It’s his apparent return that kick-starts the action on the show. A missing college co-ed case turns out to be more complicated than Jessica initially assumes, and forces her to reconsider her distaste for heroism. Reasonably content to drink her way through her PTSD and take PI cases from high-powered attorney Jeryn Hogarth (played with admirable steely ferocity by Carrie-Anne Moss, long marooned after the Matrix movies), Jessica is soon faced with the prospect of her own responsibility for taking care of Kilgrave.
Along her ambivalent path towards heroism, she looks out for her junkie neighbor (Eka Darville), flirts with the handsome Luke Cage (Mike Colter), and slowly reconnects with her foster sister, Trish (Rachael Taylor). The show really starts to cook once Jessica and Trish start working together on the Kilgrave case. Trish, a former child star and current celebrity radio show host, is the only one who knows everything that happened to Jessica. Initially introduced as the disapproving straight arrow friend, she’s quickly revealed to be something much more interesting, despite her lack of superpowers. She’s also positioned as the moral center of the show, which proves to be vital for Jessica, who’s unsurprisingly given to a bleak pessimism.

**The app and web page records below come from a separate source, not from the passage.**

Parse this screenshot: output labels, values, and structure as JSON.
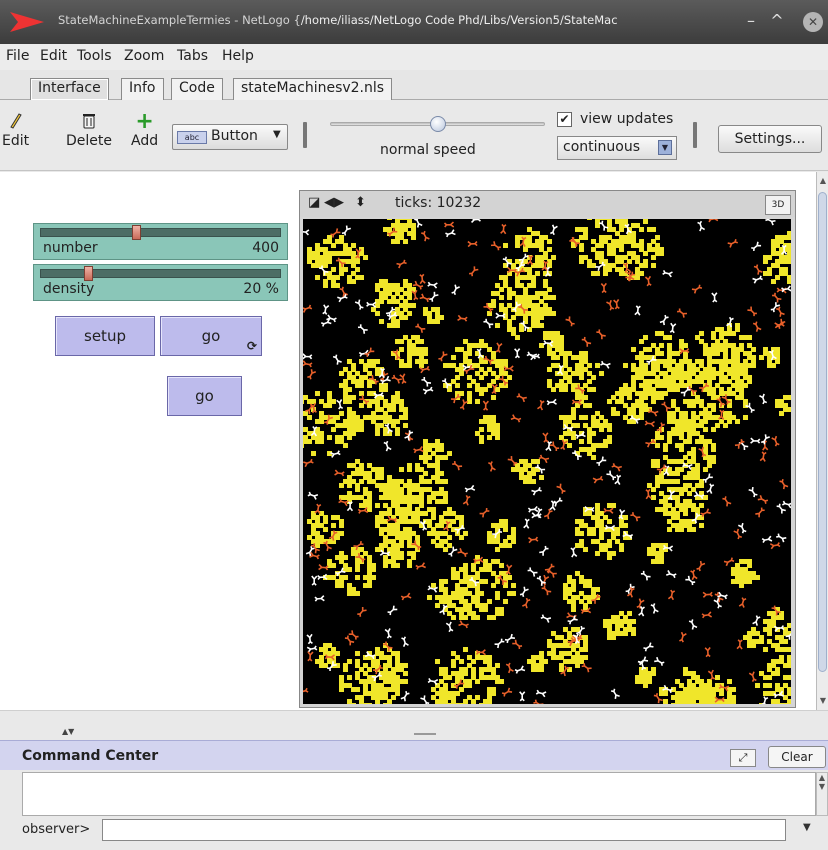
{
  "window": {
    "title_prefix": "StateMachineExampleTermies - NetLogo {",
    "title_path": "/home/iliass/NetLogo Code Phd/Libs/Version5/StateMac",
    "min_icon": "minimize-icon",
    "max_icon": "maximize-icon",
    "close_icon": "close-icon"
  },
  "menu": [
    "File",
    "Edit",
    "Tools",
    "Zoom",
    "Tabs",
    "Help"
  ],
  "tabs": [
    "Interface",
    "Info",
    "Code",
    "stateMachinesv2.nls"
  ],
  "toolbar": {
    "edit": "Edit",
    "delete": "Delete",
    "add": "Add",
    "widget_badge": "abc",
    "widget_type": "Button",
    "speed_label": "normal speed",
    "speed": 0.5,
    "view_updates_label": "view updates",
    "view_updates_checked": true,
    "update_mode": "continuous",
    "settings": "Settings..."
  },
  "widgets": {
    "number_slider": {
      "name": "number",
      "value": "400"
    },
    "density_slider": {
      "name": "density",
      "value": "20 %"
    },
    "setup_button": "setup",
    "go_forever_button": "go",
    "go_button": "go"
  },
  "view": {
    "ticks_label": "ticks: 10232",
    "three_d": "3D",
    "colors": {
      "background": "#000000",
      "patch": "#f0e62a",
      "termite_orange": "#e8602a",
      "termite_white": "#ffffff"
    }
  },
  "command_center": {
    "title": "Command Center",
    "clear": "Clear",
    "prompt": "observer>"
  }
}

It should be said: Jessica Jones is a deeply feminist show, all the way down to its depiction of sex, which is pointedly empowering for the women. More than that, its central conflict is its lead character struggling to maintain her agency against an abusive man. All the people in positions of power (minus Kilgrave) are women, and the story of the missing co-ed extends beyond the mystery of her disappearance. Trish is by no means content to sit on the sidelines of the action, and Hogarth seems to spend all of her time conducting important business meetings in impeccably tailored dresses and confidently seducing her assistant. Moss has a way with a withering putdown, though Ritter gets her fair share, even if the show doesn’t take full advantage of her comedic side. She’s compelling as Jessica. The slow build toward a confrontation between Kilgrave and Jessica is tensely effective, hanging over everything else she does. Tennant’s face is barely seen on camera for the first couple of episodes, but rather than make his absence seem pointed, the tactic works as a way to build up Jessica’s dread about his return.

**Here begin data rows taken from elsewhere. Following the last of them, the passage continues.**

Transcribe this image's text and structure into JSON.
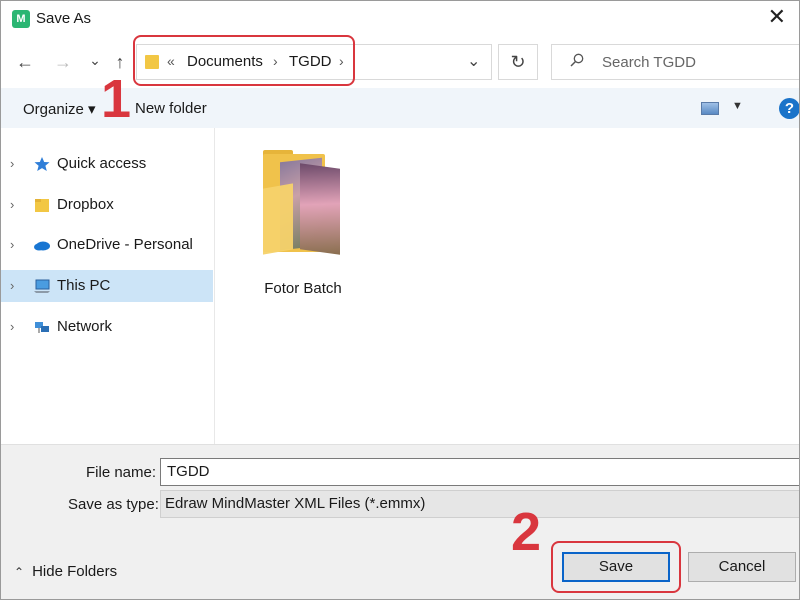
{
  "window": {
    "app_icon_glyph": "M",
    "title": "Save As",
    "close_glyph": "✕"
  },
  "navigation": {
    "back_glyph": "←",
    "forward_glyph": "→",
    "recent_glyph": "⌄",
    "up_glyph": "↑",
    "breadcrumb_overflow": "«",
    "breadcrumbs": [
      "Documents",
      "TGDD"
    ],
    "crumb_separator": "›",
    "dropdown_glyph": "⌄",
    "refresh_glyph": "↻",
    "search_placeholder": "Search TGDD"
  },
  "commandbar": {
    "organize_label": "Organize ▾",
    "new_folder_label": "New folder",
    "view_caret": "▼",
    "help_glyph": "?"
  },
  "sidebar": {
    "items": [
      {
        "label": "Quick access",
        "icon": "star-icon",
        "selected": false
      },
      {
        "label": "Dropbox",
        "icon": "folder-icon",
        "selected": false
      },
      {
        "label": "OneDrive - Personal",
        "icon": "cloud-icon",
        "selected": false
      },
      {
        "label": "This PC",
        "icon": "computer-icon",
        "selected": true
      },
      {
        "label": "Network",
        "icon": "network-icon",
        "selected": false
      }
    ],
    "chevron_glyph": "›"
  },
  "content": {
    "items": [
      {
        "label": "Fotor Batch",
        "icon": "folder-icon"
      }
    ]
  },
  "form": {
    "file_name_label": "File name:",
    "file_name_value": "TGDD",
    "save_type_label": "Save as type:",
    "save_type_value": "Edraw MindMaster XML Files (*.emmx)",
    "hide_folders_caret": "⌃",
    "hide_folders_label": "Hide Folders",
    "save_label": "Save",
    "cancel_label": "Cancel"
  },
  "annotations": {
    "step1": "1",
    "step2": "2"
  },
  "colors": {
    "accent_blue": "#0a64c9",
    "annotation_red": "#d9363e",
    "selection": "#cce4f7",
    "commandbar_bg": "#f0f5fa"
  }
}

While the series clearly takes place in the same universe as Daredevil, complete with brutal violence and punches that really land, the fight scenes themselves have a very different feel. Jessica’s too strong to lose fistfights, and she partakes in them with a weary sense of resignation that people are wasting her time trying to resolve problems this way. All of this adds up to a show that is very certain of its voice and tone. Streets are always covered with a foot of grimy snow, Jessica doesn’t own a garment that doesn’t have a hole or three in it, and every drawer or cabinet contains a bottle of booze or a pistol. A Must See